### DATASET CONTENT
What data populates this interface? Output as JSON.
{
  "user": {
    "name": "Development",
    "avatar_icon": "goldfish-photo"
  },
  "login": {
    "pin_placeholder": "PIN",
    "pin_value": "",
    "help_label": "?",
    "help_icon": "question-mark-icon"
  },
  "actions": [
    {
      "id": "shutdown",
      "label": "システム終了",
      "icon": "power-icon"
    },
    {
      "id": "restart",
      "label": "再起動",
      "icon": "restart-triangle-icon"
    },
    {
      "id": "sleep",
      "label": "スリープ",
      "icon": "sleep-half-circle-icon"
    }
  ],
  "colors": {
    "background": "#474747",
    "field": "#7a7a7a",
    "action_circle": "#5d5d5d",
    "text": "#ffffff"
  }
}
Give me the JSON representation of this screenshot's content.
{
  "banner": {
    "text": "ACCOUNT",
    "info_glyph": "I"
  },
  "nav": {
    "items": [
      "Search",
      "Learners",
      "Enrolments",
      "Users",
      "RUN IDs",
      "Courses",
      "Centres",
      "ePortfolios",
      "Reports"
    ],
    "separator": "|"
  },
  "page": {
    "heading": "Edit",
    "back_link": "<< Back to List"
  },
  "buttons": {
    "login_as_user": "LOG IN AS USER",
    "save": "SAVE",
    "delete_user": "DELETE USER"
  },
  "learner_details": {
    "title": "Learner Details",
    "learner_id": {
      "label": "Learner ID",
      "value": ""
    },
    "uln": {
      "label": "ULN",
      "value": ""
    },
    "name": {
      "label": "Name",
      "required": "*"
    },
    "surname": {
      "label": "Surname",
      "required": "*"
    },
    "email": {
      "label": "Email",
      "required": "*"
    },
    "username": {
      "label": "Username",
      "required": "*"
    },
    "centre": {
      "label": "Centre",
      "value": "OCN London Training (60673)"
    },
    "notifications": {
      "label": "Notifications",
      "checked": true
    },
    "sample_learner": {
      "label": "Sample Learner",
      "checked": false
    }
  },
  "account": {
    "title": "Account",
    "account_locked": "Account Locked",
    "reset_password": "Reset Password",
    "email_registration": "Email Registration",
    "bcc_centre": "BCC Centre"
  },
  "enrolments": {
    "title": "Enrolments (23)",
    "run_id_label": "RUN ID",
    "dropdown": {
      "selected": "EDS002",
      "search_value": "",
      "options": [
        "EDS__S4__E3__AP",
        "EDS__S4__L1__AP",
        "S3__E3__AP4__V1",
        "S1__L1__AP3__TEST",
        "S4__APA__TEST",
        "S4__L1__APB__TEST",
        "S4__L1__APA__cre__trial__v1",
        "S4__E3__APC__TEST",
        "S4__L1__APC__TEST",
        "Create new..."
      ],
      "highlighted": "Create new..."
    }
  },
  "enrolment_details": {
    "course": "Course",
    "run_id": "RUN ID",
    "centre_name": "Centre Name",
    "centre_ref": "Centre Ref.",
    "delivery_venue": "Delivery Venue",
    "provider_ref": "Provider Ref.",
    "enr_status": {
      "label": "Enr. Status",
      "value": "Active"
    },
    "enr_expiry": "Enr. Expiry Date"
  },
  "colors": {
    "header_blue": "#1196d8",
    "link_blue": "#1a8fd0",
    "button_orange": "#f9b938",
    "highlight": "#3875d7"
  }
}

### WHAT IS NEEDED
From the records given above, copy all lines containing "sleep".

### EXERCISE OUTPUT
      "id": "sleep",
      "icon": "sleep-half-circle-icon"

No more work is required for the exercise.